*** Opening of Records provided ***
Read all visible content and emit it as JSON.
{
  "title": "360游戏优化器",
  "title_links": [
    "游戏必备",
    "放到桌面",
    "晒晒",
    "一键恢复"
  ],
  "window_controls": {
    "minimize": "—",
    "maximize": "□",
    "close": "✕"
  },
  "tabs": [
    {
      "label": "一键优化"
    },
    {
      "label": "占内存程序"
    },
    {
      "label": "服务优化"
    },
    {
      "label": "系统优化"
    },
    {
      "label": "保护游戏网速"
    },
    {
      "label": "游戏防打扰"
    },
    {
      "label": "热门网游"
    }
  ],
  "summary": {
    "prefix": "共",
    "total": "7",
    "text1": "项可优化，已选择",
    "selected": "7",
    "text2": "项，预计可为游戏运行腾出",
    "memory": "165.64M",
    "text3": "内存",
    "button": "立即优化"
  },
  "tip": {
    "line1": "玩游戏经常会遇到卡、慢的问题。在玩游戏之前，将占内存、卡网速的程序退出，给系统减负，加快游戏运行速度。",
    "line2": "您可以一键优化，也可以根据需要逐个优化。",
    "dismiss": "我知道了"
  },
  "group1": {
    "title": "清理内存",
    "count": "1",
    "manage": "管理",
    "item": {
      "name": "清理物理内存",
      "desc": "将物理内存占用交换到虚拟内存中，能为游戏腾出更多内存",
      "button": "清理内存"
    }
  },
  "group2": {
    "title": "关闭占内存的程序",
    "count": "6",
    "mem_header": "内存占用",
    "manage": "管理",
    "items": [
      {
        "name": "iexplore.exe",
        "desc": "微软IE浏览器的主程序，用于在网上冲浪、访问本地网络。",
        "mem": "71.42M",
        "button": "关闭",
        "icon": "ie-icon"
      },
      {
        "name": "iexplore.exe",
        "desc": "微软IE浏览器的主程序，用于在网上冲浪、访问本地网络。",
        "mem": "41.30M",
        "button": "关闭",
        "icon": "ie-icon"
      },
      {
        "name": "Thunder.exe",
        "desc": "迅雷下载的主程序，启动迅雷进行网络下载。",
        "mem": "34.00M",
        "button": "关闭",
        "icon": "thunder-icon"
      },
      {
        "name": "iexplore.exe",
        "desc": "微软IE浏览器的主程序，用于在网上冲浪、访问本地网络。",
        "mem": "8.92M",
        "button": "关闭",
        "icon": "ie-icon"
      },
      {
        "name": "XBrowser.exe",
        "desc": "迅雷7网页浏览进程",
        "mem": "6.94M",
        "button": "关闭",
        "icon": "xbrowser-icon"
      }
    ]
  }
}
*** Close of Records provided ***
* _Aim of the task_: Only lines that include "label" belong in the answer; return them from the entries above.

* _Exercise answer_:
      "label": "一键优化"
      "label": "占内存程序"
      "label": "服务优化"
      "label": "系统优化"
      "label": "保护游戏网速"
      "label": "游戏防打扰"
      "label": "热门网游"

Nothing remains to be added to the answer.